● The task: The answer must be the full data, restated word for word, with no pictures in it.

● Data in this exercise:
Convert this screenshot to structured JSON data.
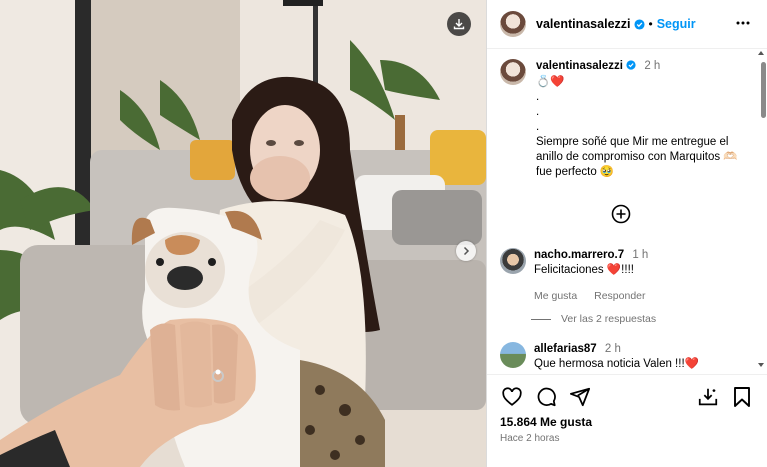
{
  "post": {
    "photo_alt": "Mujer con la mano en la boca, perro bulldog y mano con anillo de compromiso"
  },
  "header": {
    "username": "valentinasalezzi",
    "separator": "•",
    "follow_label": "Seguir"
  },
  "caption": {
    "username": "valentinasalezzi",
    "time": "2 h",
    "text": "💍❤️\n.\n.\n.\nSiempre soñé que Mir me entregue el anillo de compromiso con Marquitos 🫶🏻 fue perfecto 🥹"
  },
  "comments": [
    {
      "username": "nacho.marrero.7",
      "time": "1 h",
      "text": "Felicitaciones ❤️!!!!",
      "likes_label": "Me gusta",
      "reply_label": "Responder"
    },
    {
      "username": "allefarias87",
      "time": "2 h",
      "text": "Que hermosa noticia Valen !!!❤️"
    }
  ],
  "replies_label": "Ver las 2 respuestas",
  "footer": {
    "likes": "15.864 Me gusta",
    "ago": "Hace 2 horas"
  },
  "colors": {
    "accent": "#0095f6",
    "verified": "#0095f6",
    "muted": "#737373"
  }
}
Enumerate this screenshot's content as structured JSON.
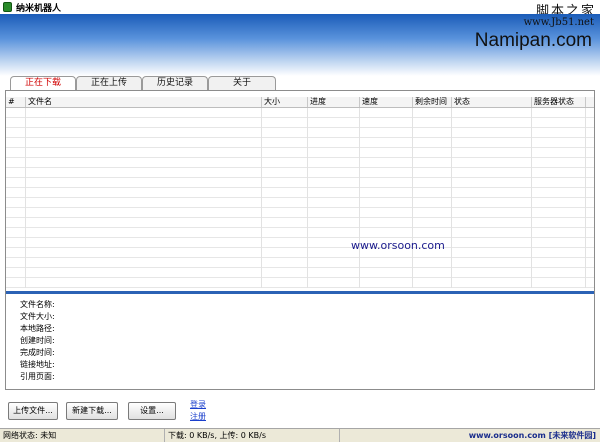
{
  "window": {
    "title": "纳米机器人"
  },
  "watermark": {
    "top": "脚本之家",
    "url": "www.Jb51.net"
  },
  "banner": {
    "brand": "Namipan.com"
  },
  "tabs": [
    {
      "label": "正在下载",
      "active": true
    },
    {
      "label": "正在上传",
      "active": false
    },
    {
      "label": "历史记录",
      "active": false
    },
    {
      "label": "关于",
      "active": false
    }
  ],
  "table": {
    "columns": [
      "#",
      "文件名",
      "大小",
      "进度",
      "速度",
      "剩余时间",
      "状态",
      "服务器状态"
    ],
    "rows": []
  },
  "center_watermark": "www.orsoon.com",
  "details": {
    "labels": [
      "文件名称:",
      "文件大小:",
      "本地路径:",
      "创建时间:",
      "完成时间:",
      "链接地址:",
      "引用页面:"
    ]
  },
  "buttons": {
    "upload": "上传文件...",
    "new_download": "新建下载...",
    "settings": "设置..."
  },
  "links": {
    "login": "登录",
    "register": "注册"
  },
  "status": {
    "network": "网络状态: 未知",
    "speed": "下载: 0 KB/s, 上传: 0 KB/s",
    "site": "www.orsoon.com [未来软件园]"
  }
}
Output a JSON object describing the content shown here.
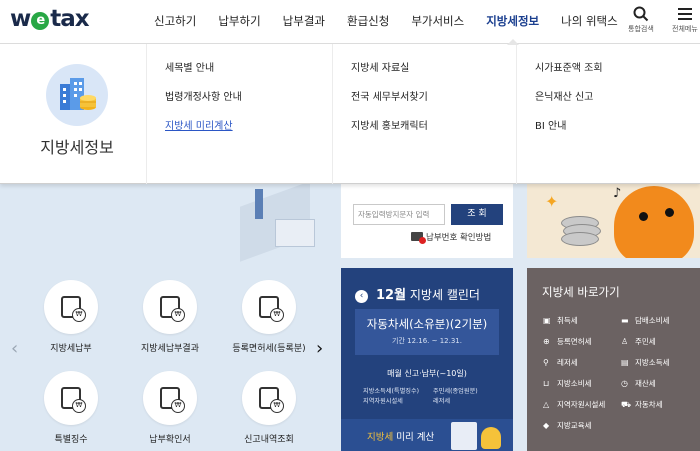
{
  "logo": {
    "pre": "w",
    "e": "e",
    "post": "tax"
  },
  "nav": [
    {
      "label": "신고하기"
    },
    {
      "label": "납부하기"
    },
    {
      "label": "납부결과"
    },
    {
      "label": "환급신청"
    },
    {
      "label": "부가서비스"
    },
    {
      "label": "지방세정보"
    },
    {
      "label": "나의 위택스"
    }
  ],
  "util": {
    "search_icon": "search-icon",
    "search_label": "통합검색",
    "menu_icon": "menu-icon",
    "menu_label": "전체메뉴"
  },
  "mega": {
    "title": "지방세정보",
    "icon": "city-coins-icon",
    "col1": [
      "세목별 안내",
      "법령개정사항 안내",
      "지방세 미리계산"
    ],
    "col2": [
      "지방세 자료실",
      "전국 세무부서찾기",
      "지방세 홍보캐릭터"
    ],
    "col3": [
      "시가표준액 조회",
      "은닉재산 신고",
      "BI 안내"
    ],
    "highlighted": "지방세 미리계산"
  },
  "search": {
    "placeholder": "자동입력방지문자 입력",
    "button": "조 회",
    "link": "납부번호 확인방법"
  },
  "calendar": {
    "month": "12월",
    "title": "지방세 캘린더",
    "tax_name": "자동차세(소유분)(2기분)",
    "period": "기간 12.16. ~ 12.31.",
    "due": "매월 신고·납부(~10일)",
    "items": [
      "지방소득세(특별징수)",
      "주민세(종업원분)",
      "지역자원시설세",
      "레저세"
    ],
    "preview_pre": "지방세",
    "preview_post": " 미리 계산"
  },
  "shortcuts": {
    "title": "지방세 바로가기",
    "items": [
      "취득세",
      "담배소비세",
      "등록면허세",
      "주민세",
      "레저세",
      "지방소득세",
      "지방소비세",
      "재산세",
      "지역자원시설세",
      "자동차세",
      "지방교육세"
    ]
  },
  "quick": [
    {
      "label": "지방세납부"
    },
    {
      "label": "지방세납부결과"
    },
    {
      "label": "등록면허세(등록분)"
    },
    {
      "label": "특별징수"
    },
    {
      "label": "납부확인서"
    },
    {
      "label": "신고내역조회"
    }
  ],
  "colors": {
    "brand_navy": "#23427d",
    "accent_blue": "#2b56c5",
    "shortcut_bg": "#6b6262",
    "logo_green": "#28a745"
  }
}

● Result of this task:
Convert this screenshot to structured JSON data.
{
  "post": {
    "photo_alt": "Mujer con la mano en la boca, perro bulldog y mano con anillo de compromiso"
  },
  "header": {
    "username": "valentinasalezzi",
    "separator": "•",
    "follow_label": "Seguir"
  },
  "caption": {
    "username": "valentinasalezzi",
    "time": "2 h",
    "text": "💍❤️\n.\n.\n.\nSiempre soñé que Mir me entregue el anillo de compromiso con Marquitos 🫶🏻 fue perfecto 🥹"
  },
  "comments": [
    {
      "username": "nacho.marrero.7",
      "time": "1 h",
      "text": "Felicitaciones ❤️!!!!",
      "likes_label": "Me gusta",
      "reply_label": "Responder"
    },
    {
      "username": "allefarias87",
      "time": "2 h",
      "text": "Que hermosa noticia Valen !!!❤️"
    }
  ],
  "replies_label": "Ver las 2 respuestas",
  "footer": {
    "likes": "15.864 Me gusta",
    "ago": "Hace 2 horas"
  },
  "colors": {
    "accent": "#0095f6",
    "verified": "#0095f6",
    "muted": "#737373"
  }
}
Enumerate this screenshot's content as structured JSON.
{
  "window": {
    "title": "纳米机器人"
  },
  "watermark": {
    "top": "脚本之家",
    "url": "www.Jb51.net"
  },
  "banner": {
    "brand": "Namipan.com"
  },
  "tabs": [
    {
      "label": "正在下载",
      "active": true
    },
    {
      "label": "正在上传",
      "active": false
    },
    {
      "label": "历史记录",
      "active": false
    },
    {
      "label": "关于",
      "active": false
    }
  ],
  "table": {
    "columns": [
      "#",
      "文件名",
      "大小",
      "进度",
      "速度",
      "剩余时间",
      "状态",
      "服务器状态"
    ],
    "rows": []
  },
  "center_watermark": "www.orsoon.com",
  "details": {
    "labels": [
      "文件名称:",
      "文件大小:",
      "本地路径:",
      "创建时间:",
      "完成时间:",
      "链接地址:",
      "引用页面:"
    ]
  },
  "buttons": {
    "upload": "上传文件...",
    "new_download": "新建下载...",
    "settings": "设置..."
  },
  "links": {
    "login": "登录",
    "register": "注册"
  },
  "status": {
    "network": "网络状态: 未知",
    "speed": "下载: 0 KB/s, 上传: 0 KB/s",
    "site": "www.orsoon.com [未来软件园]"
  }
}
Output a JSON object describing the content shown here.
{
  "logo": {
    "pre": "w",
    "e": "e",
    "post": "tax"
  },
  "nav": [
    {
      "label": "신고하기"
    },
    {
      "label": "납부하기"
    },
    {
      "label": "납부결과"
    },
    {
      "label": "환급신청"
    },
    {
      "label": "부가서비스"
    },
    {
      "label": "지방세정보"
    },
    {
      "label": "나의 위택스"
    }
  ],
  "util": {
    "search_icon": "search-icon",
    "search_label": "통합검색",
    "menu_icon": "menu-icon",
    "menu_label": "전체메뉴"
  },
  "mega": {
    "title": "지방세정보",
    "icon": "city-coins-icon",
    "col1": [
      "세목별 안내",
      "법령개정사항 안내",
      "지방세 미리계산"
    ],
    "col2": [
      "지방세 자료실",
      "전국 세무부서찾기",
      "지방세 홍보캐릭터"
    ],
    "col3": [
      "시가표준액 조회",
      "은닉재산 신고",
      "BI 안내"
    ],
    "highlighted": "지방세 미리계산"
  },
  "search": {
    "placeholder": "자동입력방지문자 입력",
    "button": "조 회",
    "link": "납부번호 확인방법"
  },
  "calendar": {
    "month": "12월",
    "title": "지방세 캘린더",
    "tax_name": "자동차세(소유분)(2기분)",
    "period": "기간 12.16. ~ 12.31.",
    "due": "매월 신고·납부(~10일)",
    "items": [
      "지방소득세(특별징수)",
      "주민세(종업원분)",
      "지역자원시설세",
      "레저세"
    ],
    "preview_pre": "지방세",
    "preview_post": " 미리 계산"
  },
  "shortcuts": {
    "title": "지방세 바로가기",
    "items": [
      "취득세",
      "담배소비세",
      "등록면허세",
      "주민세",
      "레저세",
      "지방소득세",
      "지방소비세",
      "재산세",
      "지역자원시설세",
      "자동차세",
      "지방교육세"
    ]
  },
  "quick": [
    {
      "label": "지방세납부"
    },
    {
      "label": "지방세납부결과"
    },
    {
      "label": "등록면허세(등록분)"
    },
    {
      "label": "특별징수"
    },
    {
      "label": "납부확인서"
    },
    {
      "label": "신고내역조회"
    }
  ],
  "colors": {
    "brand_navy": "#23427d",
    "accent_blue": "#2b56c5",
    "shortcut_bg": "#6b6262",
    "logo_green": "#28a745"
  }
}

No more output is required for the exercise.